Belonging to two places and not quite fitting into either is a familiar feeling for many first-generation Americans.
Julie Clements worked for 15 years as a veterinarian technician in Alaska, the Monterey Bay Aquarium and the San Francisco Zoo before moving to Sacramento to be a full-time ceramic fine artist.
Because of some bold moves on his part and the exposure and connectivity that social media provides, Brandon Gastinell has transitioned from doing street art to work for major film studios and musicians.
Wever-Glen says he wants to stoke a sense of wonder in his viewers, often with surreal results — “kind of like a dreamscape.”
The charming effect of the forest finds its way into her ceramic sculpture, along with her greatest inspirations, her two children, ages 11 and 7, and her formative years being surrounded by the urban environment in Southern California.

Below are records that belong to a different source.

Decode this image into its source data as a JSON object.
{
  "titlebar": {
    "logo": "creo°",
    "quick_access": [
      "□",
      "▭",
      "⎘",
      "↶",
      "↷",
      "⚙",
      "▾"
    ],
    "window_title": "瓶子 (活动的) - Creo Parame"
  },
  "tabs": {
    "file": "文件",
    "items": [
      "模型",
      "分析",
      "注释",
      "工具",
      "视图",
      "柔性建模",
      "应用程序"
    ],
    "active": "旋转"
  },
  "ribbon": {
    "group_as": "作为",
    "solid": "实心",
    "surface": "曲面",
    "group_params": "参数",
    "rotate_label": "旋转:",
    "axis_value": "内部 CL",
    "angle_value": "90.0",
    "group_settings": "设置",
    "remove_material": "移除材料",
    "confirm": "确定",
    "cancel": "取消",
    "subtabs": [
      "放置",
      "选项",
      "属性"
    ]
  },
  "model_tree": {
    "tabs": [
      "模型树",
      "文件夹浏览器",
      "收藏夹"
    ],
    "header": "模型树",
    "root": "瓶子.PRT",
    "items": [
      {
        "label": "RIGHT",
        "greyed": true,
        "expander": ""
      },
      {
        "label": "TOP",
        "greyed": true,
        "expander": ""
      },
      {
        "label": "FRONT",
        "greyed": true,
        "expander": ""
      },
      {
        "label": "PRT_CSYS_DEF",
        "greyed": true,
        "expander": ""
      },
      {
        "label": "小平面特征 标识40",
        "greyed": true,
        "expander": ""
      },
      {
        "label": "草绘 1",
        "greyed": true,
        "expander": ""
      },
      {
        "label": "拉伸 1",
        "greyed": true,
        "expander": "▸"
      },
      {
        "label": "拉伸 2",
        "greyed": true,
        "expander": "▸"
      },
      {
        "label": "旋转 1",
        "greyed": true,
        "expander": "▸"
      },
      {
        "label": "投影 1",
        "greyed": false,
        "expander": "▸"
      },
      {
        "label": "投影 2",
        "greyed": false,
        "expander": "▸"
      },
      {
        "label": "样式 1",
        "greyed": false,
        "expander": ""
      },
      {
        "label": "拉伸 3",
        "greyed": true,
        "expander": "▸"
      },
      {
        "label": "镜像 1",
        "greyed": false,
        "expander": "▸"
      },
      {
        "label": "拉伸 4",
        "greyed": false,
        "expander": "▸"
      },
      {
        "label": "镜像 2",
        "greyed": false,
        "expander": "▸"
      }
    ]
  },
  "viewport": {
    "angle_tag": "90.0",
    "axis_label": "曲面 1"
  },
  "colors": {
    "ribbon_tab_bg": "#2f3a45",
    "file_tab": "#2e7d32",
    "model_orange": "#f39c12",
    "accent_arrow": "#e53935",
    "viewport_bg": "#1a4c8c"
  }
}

Natalie McKeever creates fine-art digital video, abstract and without narrative, with analog collages that are digitally manipulated to put the viewer in a meditative state.
Angela Tannehill considers herself lucky. Although the Elk Grove-based graphic designer of more than 26 years earned her bachelor’s degree in fine arts, she only began working as an artist a few years ago, and now her mixed-media work is drawing the attention of private art collectors, art consultants and public-art project organizers.

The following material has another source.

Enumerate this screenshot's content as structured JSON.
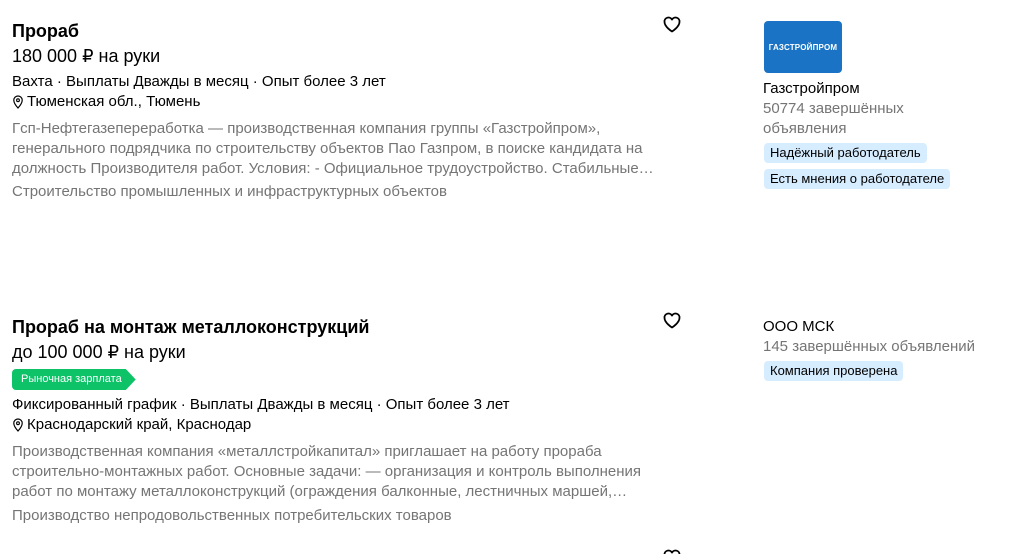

Jeff Musser was an artistic child who went on to graduate from the Art Institute of Chicago in 2000 with his bachelor’s degree in graphic design. He then spent two years at an ad agency in Chicago managing creative for McDonald’s Happy Meals. Despite a respectable salary, Musser was anything but happy.
Just three years after Sarah Golden shared the first block-printed fabric she ever made on Instagram, she has amassed nearly 35,000 followers and established a successful creative career in surface design. Today, Golden works full-time producing her signature simple, muted designs in both fabric prints and original paintings from her Oak Park studio. “I love a real simple two-color print and I will work a polka dot into every project, unabashedly,” she jokes.
Comstock’s sat down with Tony Natsoulas to talk about creating and collecting in the Capital Region.